Items from a data source
"""

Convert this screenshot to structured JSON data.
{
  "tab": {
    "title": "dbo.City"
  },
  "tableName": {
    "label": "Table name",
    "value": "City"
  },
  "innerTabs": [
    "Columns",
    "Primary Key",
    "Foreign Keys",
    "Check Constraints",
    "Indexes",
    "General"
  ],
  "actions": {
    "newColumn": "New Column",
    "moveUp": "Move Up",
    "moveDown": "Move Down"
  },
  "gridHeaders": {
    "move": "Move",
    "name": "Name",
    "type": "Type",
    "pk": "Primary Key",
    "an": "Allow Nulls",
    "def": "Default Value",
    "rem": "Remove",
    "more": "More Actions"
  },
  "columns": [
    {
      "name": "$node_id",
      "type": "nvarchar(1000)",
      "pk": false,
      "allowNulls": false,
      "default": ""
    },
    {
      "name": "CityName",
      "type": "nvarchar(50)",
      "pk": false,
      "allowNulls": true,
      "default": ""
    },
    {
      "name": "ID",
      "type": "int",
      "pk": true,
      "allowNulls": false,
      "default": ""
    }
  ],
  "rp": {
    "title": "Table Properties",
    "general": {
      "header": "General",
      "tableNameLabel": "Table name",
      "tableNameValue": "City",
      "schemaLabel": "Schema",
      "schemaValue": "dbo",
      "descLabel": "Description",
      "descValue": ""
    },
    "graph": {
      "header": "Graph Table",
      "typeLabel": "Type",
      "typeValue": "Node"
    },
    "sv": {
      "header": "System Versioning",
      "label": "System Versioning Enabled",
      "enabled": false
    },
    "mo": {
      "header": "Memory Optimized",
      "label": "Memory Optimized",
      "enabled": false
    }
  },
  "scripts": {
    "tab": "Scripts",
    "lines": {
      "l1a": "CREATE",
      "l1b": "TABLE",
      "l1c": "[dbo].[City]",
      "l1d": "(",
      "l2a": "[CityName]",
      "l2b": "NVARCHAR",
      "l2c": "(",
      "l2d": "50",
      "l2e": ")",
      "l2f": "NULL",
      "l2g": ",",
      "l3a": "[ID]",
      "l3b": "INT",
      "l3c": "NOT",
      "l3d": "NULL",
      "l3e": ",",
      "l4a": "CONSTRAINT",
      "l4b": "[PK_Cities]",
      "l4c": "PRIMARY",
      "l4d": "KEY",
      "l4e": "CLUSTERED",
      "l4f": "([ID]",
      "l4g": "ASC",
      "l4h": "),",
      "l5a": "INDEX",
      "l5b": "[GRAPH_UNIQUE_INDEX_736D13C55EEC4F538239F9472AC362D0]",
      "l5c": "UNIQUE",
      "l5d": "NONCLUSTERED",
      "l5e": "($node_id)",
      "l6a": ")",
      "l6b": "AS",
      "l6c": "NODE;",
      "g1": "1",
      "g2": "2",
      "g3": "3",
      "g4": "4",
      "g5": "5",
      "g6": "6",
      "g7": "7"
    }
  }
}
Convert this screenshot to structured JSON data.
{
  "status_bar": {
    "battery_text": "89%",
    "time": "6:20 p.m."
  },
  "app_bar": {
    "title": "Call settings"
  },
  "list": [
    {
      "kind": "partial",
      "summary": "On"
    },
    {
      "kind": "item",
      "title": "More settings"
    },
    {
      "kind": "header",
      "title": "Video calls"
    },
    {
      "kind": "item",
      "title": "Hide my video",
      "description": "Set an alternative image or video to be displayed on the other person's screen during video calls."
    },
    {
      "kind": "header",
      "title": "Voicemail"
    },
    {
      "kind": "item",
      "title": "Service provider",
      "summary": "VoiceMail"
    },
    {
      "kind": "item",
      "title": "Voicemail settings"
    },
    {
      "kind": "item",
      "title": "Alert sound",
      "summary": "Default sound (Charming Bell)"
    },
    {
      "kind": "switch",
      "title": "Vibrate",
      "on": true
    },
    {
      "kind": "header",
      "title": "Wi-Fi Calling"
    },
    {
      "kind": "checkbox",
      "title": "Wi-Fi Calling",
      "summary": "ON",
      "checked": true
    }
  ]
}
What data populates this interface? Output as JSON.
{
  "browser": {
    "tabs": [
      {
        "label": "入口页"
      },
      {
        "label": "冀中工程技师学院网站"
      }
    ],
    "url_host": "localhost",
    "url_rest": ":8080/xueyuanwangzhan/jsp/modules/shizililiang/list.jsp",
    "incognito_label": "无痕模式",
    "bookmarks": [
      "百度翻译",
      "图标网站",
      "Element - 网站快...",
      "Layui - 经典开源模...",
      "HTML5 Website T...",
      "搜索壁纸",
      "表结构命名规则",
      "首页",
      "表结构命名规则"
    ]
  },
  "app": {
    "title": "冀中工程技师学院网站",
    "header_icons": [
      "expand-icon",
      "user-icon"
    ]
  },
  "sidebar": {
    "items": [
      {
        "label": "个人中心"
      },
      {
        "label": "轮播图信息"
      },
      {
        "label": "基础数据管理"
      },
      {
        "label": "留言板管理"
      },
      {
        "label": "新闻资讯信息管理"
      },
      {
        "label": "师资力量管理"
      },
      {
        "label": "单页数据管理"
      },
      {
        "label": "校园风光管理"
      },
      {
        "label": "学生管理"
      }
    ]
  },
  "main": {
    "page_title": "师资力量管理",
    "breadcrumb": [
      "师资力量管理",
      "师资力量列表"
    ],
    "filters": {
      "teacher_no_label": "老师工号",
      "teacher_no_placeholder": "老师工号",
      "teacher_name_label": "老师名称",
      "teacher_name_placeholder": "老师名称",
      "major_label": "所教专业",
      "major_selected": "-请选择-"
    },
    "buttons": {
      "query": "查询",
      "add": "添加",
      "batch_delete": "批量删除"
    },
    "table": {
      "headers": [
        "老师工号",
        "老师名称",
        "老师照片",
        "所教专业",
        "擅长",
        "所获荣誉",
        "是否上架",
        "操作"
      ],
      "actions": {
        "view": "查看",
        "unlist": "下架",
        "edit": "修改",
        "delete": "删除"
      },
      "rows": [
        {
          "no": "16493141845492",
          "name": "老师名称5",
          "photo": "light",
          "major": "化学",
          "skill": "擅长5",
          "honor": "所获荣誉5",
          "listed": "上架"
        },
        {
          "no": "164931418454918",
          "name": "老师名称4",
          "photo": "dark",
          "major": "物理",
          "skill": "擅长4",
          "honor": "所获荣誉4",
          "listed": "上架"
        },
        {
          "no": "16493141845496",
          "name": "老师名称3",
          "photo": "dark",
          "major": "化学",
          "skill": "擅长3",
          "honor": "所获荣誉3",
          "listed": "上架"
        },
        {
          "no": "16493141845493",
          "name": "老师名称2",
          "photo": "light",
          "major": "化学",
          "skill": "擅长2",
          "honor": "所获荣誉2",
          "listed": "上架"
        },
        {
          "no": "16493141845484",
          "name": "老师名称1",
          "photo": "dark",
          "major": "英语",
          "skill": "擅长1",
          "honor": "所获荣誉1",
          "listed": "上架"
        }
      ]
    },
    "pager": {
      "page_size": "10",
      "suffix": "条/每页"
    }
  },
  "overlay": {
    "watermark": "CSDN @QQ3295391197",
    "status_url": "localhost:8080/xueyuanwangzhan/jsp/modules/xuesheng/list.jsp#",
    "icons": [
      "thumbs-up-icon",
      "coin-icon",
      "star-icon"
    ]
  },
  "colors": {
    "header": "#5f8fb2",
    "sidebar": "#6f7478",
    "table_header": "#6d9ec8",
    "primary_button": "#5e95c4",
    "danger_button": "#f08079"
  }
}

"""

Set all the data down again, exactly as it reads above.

> _Output below_
Convert this screenshot to structured JSON data.
{
  "tab": {
    "title": "dbo.City"
  },
  "tableName": {
    "label": "Table name",
    "value": "City"
  },
  "innerTabs": [
    "Columns",
    "Primary Key",
    "Foreign Keys",
    "Check Constraints",
    "Indexes",
    "General"
  ],
  "actions": {
    "newColumn": "New Column",
    "moveUp": "Move Up",
    "moveDown": "Move Down"
  },
  "gridHeaders": {
    "move": "Move",
    "name": "Name",
    "type": "Type",
    "pk": "Primary Key",
    "an": "Allow Nulls",
    "def": "Default Value",
    "rem": "Remove",
    "more": "More Actions"
  },
  "columns": [
    {
      "name": "$node_id",
      "type": "nvarchar(1000)",
      "pk": false,
      "allowNulls": false,
      "default": ""
    },
    {
      "name": "CityName",
      "type": "nvarchar(50)",
      "pk": false,
      "allowNulls": true,
      "default": ""
    },
    {
      "name": "ID",
      "type": "int",
      "pk": true,
      "allowNulls": false,
      "default": ""
    }
  ],
  "rp": {
    "title": "Table Properties",
    "general": {
      "header": "General",
      "tableNameLabel": "Table name",
      "tableNameValue": "City",
      "schemaLabel": "Schema",
      "schemaValue": "dbo",
      "descLabel": "Description",
      "descValue": ""
    },
    "graph": {
      "header": "Graph Table",
      "typeLabel": "Type",
      "typeValue": "Node"
    },
    "sv": {
      "header": "System Versioning",
      "label": "System Versioning Enabled",
      "enabled": false
    },
    "mo": {
      "header": "Memory Optimized",
      "label": "Memory Optimized",
      "enabled": false
    }
  },
  "scripts": {
    "tab": "Scripts",
    "lines": {
      "l1a": "CREATE",
      "l1b": "TABLE",
      "l1c": "[dbo].[City]",
      "l1d": "(",
      "l2a": "[CityName]",
      "l2b": "NVARCHAR",
      "l2c": "(",
      "l2d": "50",
      "l2e": ")",
      "l2f": "NULL",
      "l2g": ",",
      "l3a": "[ID]",
      "l3b": "INT",
      "l3c": "NOT",
      "l3d": "NULL",
      "l3e": ",",
      "l4a": "CONSTRAINT",
      "l4b": "[PK_Cities]",
      "l4c": "PRIMARY",
      "l4d": "KEY",
      "l4e": "CLUSTERED",
      "l4f": "([ID]",
      "l4g": "ASC",
      "l4h": "),",
      "l5a": "INDEX",
      "l5b": "[GRAPH_UNIQUE_INDEX_736D13C55EEC4F538239F9472AC362D0]",
      "l5c": "UNIQUE",
      "l5d": "NONCLUSTERED",
      "l5e": "($node_id)",
      "l6a": ")",
      "l6b": "AS",
      "l6c": "NODE;",
      "g1": "1",
      "g2": "2",
      "g3": "3",
      "g4": "4",
      "g5": "5",
      "g6": "6",
      "g7": "7"
    }
  }
}
Convert this screenshot to structured JSON data.
{
  "status_bar": {
    "battery_text": "89%",
    "time": "6:20 p.m."
  },
  "app_bar": {
    "title": "Call settings"
  },
  "list": [
    {
      "kind": "partial",
      "summary": "On"
    },
    {
      "kind": "item",
      "title": "More settings"
    },
    {
      "kind": "header",
      "title": "Video calls"
    },
    {
      "kind": "item",
      "title": "Hide my video",
      "description": "Set an alternative image or video to be displayed on the other person's screen during video calls."
    },
    {
      "kind": "header",
      "title": "Voicemail"
    },
    {
      "kind": "item",
      "title": "Service provider",
      "summary": "VoiceMail"
    },
    {
      "kind": "item",
      "title": "Voicemail settings"
    },
    {
      "kind": "item",
      "title": "Alert sound",
      "summary": "Default sound (Charming Bell)"
    },
    {
      "kind": "switch",
      "title": "Vibrate",
      "on": true
    },
    {
      "kind": "header",
      "title": "Wi-Fi Calling"
    },
    {
      "kind": "checkbox",
      "title": "Wi-Fi Calling",
      "summary": "ON",
      "checked": true
    }
  ]
}
What data populates this interface? Output as JSON.
{
  "browser": {
    "tabs": [
      {
        "label": "入口页"
      },
      {
        "label": "冀中工程技师学院网站"
      }
    ],
    "url_host": "localhost",
    "url_rest": ":8080/xueyuanwangzhan/jsp/modules/shizililiang/list.jsp",
    "incognito_label": "无痕模式",
    "bookmarks": [
      "百度翻译",
      "图标网站",
      "Element - 网站快...",
      "Layui - 经典开源模...",
      "HTML5 Website T...",
      "搜索壁纸",
      "表结构命名规则",
      "首页",
      "表结构命名规则"
    ]
  },
  "app": {
    "title": "冀中工程技师学院网站",
    "header_icons": [
      "expand-icon",
      "user-icon"
    ]
  },
  "sidebar": {
    "items": [
      {
        "label": "个人中心"
      },
      {
        "label": "轮播图信息"
      },
      {
        "label": "基础数据管理"
      },
      {
        "label": "留言板管理"
      },
      {
        "label": "新闻资讯信息管理"
      },
      {
        "label": "师资力量管理"
      },
      {
        "label": "单页数据管理"
      },
      {
        "label": "校园风光管理"
      },
      {
        "label": "学生管理"
      }
    ]
  },
  "main": {
    "page_title": "师资力量管理",
    "breadcrumb": [
      "师资力量管理",
      "师资力量列表"
    ],
    "filters": {
      "teacher_no_label": "老师工号",
      "teacher_no_placeholder": "老师工号",
      "teacher_name_label": "老师名称",
      "teacher_name_placeholder": "老师名称",
      "major_label": "所教专业",
      "major_selected": "-请选择-"
    },
    "buttons": {
      "query": "查询",
      "add": "添加",
      "batch_delete": "批量删除"
    },
    "table": {
      "headers": [
        "老师工号",
        "老师名称",
        "老师照片",
        "所教专业",
        "擅长",
        "所获荣誉",
        "是否上架",
        "操作"
      ],
      "actions": {
        "view": "查看",
        "unlist": "下架",
        "edit": "修改",
        "delete": "删除"
      },
      "rows": [
        {
          "no": "16493141845492",
          "name": "老师名称5",
          "photo": "light",
          "major": "化学",
          "skill": "擅长5",
          "honor": "所获荣誉5",
          "listed": "上架"
        },
        {
          "no": "164931418454918",
          "name": "老师名称4",
          "photo": "dark",
          "major": "物理",
          "skill": "擅长4",
          "honor": "所获荣誉4",
          "listed": "上架"
        },
        {
          "no": "16493141845496",
          "name": "老师名称3",
          "photo": "dark",
          "major": "化学",
          "skill": "擅长3",
          "honor": "所获荣誉3",
          "listed": "上架"
        },
        {
          "no": "16493141845493",
          "name": "老师名称2",
          "photo": "light",
          "major": "化学",
          "skill": "擅长2",
          "honor": "所获荣誉2",
          "listed": "上架"
        },
        {
          "no": "16493141845484",
          "name": "老师名称1",
          "photo": "dark",
          "major": "英语",
          "skill": "擅长1",
          "honor": "所获荣誉1",
          "listed": "上架"
        }
      ]
    },
    "pager": {
      "page_size": "10",
      "suffix": "条/每页"
    }
  },
  "overlay": {
    "watermark": "CSDN @QQ3295391197",
    "status_url": "localhost:8080/xueyuanwangzhan/jsp/modules/xuesheng/list.jsp#",
    "icons": [
      "thumbs-up-icon",
      "coin-icon",
      "star-icon"
    ]
  },
  "colors": {
    "header": "#5f8fb2",
    "sidebar": "#6f7478",
    "table_header": "#6d9ec8",
    "primary_button": "#5e95c4",
    "danger_button": "#f08079"
  }
}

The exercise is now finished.